> _Assigned task_
From top to bottom, reproduce the listing without a single change.

> _Data for this exercise_
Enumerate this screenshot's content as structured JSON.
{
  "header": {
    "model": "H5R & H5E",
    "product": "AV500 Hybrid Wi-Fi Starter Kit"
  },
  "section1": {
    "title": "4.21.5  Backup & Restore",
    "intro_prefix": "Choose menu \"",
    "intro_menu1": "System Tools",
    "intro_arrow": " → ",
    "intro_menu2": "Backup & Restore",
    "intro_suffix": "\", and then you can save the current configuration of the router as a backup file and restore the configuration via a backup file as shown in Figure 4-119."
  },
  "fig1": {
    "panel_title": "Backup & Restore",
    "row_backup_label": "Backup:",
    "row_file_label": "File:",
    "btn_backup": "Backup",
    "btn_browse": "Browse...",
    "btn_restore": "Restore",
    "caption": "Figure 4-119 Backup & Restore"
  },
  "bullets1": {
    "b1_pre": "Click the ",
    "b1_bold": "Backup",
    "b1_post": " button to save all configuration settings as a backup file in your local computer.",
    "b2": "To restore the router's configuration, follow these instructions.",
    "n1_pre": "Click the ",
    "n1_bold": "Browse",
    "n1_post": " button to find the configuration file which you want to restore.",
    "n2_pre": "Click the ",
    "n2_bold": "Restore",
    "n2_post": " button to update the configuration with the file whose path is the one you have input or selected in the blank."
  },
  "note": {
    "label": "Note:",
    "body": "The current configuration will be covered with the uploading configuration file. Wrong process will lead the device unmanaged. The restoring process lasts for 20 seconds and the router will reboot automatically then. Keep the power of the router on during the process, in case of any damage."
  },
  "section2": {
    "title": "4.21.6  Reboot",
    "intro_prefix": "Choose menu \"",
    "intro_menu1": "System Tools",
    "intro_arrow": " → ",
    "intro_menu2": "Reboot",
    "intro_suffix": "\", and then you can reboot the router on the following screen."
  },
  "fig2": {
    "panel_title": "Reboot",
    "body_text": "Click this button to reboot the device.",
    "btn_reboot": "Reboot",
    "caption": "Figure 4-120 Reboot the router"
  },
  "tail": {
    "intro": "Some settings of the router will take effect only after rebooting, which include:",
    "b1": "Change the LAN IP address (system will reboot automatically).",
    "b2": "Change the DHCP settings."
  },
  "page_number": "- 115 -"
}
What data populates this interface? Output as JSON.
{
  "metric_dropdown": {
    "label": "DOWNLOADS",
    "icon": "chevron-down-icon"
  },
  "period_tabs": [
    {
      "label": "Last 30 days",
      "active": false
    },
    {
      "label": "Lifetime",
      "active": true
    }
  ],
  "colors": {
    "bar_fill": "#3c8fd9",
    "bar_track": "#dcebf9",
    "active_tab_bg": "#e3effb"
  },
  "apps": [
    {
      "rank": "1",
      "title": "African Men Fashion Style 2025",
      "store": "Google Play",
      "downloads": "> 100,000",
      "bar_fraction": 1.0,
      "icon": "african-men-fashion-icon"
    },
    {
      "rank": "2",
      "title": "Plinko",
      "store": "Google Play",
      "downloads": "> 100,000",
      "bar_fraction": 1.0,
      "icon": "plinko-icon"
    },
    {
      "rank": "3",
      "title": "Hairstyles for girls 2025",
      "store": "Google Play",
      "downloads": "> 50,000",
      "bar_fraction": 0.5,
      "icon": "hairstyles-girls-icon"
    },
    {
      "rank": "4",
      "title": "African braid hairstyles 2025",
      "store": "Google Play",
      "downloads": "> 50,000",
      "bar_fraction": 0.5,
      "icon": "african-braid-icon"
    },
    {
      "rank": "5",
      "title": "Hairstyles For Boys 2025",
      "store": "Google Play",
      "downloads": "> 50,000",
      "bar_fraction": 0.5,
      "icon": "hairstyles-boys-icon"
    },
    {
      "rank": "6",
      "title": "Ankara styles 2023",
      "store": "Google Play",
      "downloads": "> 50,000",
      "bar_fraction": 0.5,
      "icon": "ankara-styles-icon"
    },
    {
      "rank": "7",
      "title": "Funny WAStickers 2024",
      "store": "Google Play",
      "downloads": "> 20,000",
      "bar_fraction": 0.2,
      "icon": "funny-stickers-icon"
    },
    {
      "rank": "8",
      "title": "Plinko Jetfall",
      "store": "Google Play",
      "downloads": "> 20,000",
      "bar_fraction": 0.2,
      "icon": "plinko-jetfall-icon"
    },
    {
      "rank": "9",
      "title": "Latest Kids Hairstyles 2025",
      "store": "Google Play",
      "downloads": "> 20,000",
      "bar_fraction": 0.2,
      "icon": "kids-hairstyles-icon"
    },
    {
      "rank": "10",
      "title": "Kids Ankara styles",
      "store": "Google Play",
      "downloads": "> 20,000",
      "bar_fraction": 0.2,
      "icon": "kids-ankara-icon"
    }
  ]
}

> _Task response_
Enumerate this screenshot's content as structured JSON.
{
  "header": {
    "model": "H5R & H5E",
    "product": "AV500 Hybrid Wi-Fi Starter Kit"
  },
  "section1": {
    "title": "4.21.5  Backup & Restore",
    "intro_prefix": "Choose menu \"",
    "intro_menu1": "System Tools",
    "intro_arrow": " → ",
    "intro_menu2": "Backup & Restore",
    "intro_suffix": "\", and then you can save the current configuration of the router as a backup file and restore the configuration via a backup file as shown in Figure 4-119."
  },
  "fig1": {
    "panel_title": "Backup & Restore",
    "row_backup_label": "Backup:",
    "row_file_label": "File:",
    "btn_backup": "Backup",
    "btn_browse": "Browse...",
    "btn_restore": "Restore",
    "caption": "Figure 4-119 Backup & Restore"
  },
  "bullets1": {
    "b1_pre": "Click the ",
    "b1_bold": "Backup",
    "b1_post": " button to save all configuration settings as a backup file in your local computer.",
    "b2": "To restore the router's configuration, follow these instructions.",
    "n1_pre": "Click the ",
    "n1_bold": "Browse",
    "n1_post": " button to find the configuration file which you want to restore.",
    "n2_pre": "Click the ",
    "n2_bold": "Restore",
    "n2_post": " button to update the configuration with the file whose path is the one you have input or selected in the blank."
  },
  "note": {
    "label": "Note:",
    "body": "The current configuration will be covered with the uploading configuration file. Wrong process will lead the device unmanaged. The restoring process lasts for 20 seconds and the router will reboot automatically then. Keep the power of the router on during the process, in case of any damage."
  },
  "section2": {
    "title": "4.21.6  Reboot",
    "intro_prefix": "Choose menu \"",
    "intro_menu1": "System Tools",
    "intro_arrow": " → ",
    "intro_menu2": "Reboot",
    "intro_suffix": "\", and then you can reboot the router on the following screen."
  },
  "fig2": {
    "panel_title": "Reboot",
    "body_text": "Click this button to reboot the device.",
    "btn_reboot": "Reboot",
    "caption": "Figure 4-120 Reboot the router"
  },
  "tail": {
    "intro": "Some settings of the router will take effect only after rebooting, which include:",
    "b1": "Change the LAN IP address (system will reboot automatically).",
    "b2": "Change the DHCP settings."
  },
  "page_number": "- 115 -"
}
What data populates this interface? Output as JSON.
{
  "metric_dropdown": {
    "label": "DOWNLOADS",
    "icon": "chevron-down-icon"
  },
  "period_tabs": [
    {
      "label": "Last 30 days",
      "active": false
    },
    {
      "label": "Lifetime",
      "active": true
    }
  ],
  "colors": {
    "bar_fill": "#3c8fd9",
    "bar_track": "#dcebf9",
    "active_tab_bg": "#e3effb"
  },
  "apps": [
    {
      "rank": "1",
      "title": "African Men Fashion Style 2025",
      "store": "Google Play",
      "downloads": "> 100,000",
      "bar_fraction": 1.0,
      "icon": "african-men-fashion-icon"
    },
    {
      "rank": "2",
      "title": "Plinko",
      "store": "Google Play",
      "downloads": "> 100,000",
      "bar_fraction": 1.0,
      "icon": "plinko-icon"
    },
    {
      "rank": "3",
      "title": "Hairstyles for girls 2025",
      "store": "Google Play",
      "downloads": "> 50,000",
      "bar_fraction": 0.5,
      "icon": "hairstyles-girls-icon"
    },
    {
      "rank": "4",
      "title": "African braid hairstyles 2025",
      "store": "Google Play",
      "downloads": "> 50,000",
      "bar_fraction": 0.5,
      "icon": "african-braid-icon"
    },
    {
      "rank": "5",
      "title": "Hairstyles For Boys 2025",
      "store": "Google Play",
      "downloads": "> 50,000",
      "bar_fraction": 0.5,
      "icon": "hairstyles-boys-icon"
    },
    {
      "rank": "6",
      "title": "Ankara styles 2023",
      "store": "Google Play",
      "downloads": "> 50,000",
      "bar_fraction": 0.5,
      "icon": "ankara-styles-icon"
    },
    {
      "rank": "7",
      "title": "Funny WAStickers 2024",
      "store": "Google Play",
      "downloads": "> 20,000",
      "bar_fraction": 0.2,
      "icon": "funny-stickers-icon"
    },
    {
      "rank": "8",
      "title": "Plinko Jetfall",
      "store": "Google Play",
      "downloads": "> 20,000",
      "bar_fraction": 0.2,
      "icon": "plinko-jetfall-icon"
    },
    {
      "rank": "9",
      "title": "Latest Kids Hairstyles 2025",
      "store": "Google Play",
      "downloads": "> 20,000",
      "bar_fraction": 0.2,
      "icon": "kids-hairstyles-icon"
    },
    {
      "rank": "10",
      "title": "Kids Ankara styles",
      "store": "Google Play",
      "downloads": "> 20,000",
      "bar_fraction": 0.2,
      "icon": "kids-ankara-icon"
    }
  ]
}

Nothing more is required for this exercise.